Not too many supplies are needed for these fun flowers; salvaged thin metal sheeting, fiberglass window screening, thin wire, small flat bead, 8 to 10 mm glass bead, and paint. I went back to Lowe’s and bought one of those cute 8 oz Valspar paints again, this time “Oh So Red”.
Like many faux poppy patterns, stacking three layers of petal pieces makes this easy. The base piece is the largest and the other two get smaller in diameter as you go up. My base was about 2 3/4″ diameter.
Before getting started, some fiberglass window screen had to be painted. This was my first experience painting screen and it took me some time applying the paint and getting all those itty bitty squares to stay filled in; when you brush over them, they open back up. I painted in layers, drying with a fan, and discovered laying the paint on was more productive than brushing most of the time. If anyone out there has a secret or helpful hints for painting screen please do chime in.
Flatten a piece of scrap metal sheeting (as in The Spirit of Christmas). Trace and cut out the base petal piece. Paint it red. Dry. Sand lightly with fine grit sandpaper to reveal some of the metal.
Hold the top two petal pattern pieces in place on the painted screen and cut around them.
Cut a small circle, a little larger than a quarter, from the window screening. Darken it with black paint.
Sand the screen petal pieces with fine sandpaper to reveal the texture of the screen. Do not sand the black center piece. This is a good time to put a light black speckling on your pieces, and let it dry before spraying all the pieces with a clear matte sealer, front and back.

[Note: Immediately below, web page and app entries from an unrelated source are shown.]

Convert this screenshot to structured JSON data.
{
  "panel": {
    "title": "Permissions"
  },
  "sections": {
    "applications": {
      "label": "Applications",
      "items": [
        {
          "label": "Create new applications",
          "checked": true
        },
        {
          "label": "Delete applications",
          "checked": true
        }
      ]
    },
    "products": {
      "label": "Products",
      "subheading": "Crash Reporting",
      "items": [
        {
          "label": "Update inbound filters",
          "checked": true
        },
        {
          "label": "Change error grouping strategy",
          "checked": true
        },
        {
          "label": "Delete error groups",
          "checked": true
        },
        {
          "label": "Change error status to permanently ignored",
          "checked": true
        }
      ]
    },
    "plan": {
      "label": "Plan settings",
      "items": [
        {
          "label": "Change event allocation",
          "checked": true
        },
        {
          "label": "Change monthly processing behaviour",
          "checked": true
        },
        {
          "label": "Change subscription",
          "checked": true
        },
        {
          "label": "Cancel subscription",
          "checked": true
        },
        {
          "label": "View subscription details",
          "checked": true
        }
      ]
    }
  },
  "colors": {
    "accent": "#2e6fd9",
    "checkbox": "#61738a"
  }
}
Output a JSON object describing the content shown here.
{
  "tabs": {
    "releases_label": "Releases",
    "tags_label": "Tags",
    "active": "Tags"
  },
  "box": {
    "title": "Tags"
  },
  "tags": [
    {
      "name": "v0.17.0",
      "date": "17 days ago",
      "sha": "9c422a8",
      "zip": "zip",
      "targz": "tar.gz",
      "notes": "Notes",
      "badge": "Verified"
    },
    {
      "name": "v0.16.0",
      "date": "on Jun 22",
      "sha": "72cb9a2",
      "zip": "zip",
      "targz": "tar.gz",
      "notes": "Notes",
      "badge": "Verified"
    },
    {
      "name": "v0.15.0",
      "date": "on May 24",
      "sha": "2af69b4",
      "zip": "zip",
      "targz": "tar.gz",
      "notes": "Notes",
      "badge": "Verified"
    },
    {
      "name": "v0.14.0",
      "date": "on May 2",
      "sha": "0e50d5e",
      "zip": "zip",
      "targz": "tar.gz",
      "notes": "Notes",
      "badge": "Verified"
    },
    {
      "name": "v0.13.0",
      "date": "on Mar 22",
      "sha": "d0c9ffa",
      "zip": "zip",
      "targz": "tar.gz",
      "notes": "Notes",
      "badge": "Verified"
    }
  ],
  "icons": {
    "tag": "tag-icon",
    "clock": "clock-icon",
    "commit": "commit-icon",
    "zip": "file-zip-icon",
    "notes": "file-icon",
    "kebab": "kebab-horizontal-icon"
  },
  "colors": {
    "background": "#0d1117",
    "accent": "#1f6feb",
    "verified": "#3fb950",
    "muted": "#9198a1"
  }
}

I forgot, and didn’t speckle until my flowers were done, then had to respray them.
Trace three poppy leaves on the thin metal, flipping your pattern to trace one face down. Cut, paint green, sand, speckle, and seal.
On a board, drive a finishing nail through the stacked flower petal arrangement. You can shape and bend the flowers first, or keep the petals flattened and shape after. Remove the nail.
Center and twist a glass bead on a length of straightened thin wire. Thread the black screen circle on to the wire stem and shape it around the bead. Add a small flat bead with a dab of E6000. Slide the other petal pieces in place, applying a small amount of glue between layers near the wire. Arrange and form the flower to your liking before pushing firmly into a piece of thick foam to dry. You can do more gentle bending, shaping, or trimming on the petals after the flowers are dry if needed.
I think this makes a cute, versatile little flower to have some fun with. Change the shape of the petal a bit, the color, and the bead, and you’ll have a whole new look. Another layer of petals could be added for a larger flower.
I wired my poppies to a basket for a pop of color, then glued on the leaves, but they could easily be wired, or glued, to wreaths, canvas art, frames, or wood.
It makes me feel good to find uses for salvaged, and reclaimed materials. Keeping anything out of the landfill is a plus. Hearing from my readers makes me feel good too, please leave me a comment and let me know your thoughts. Enjoy your week!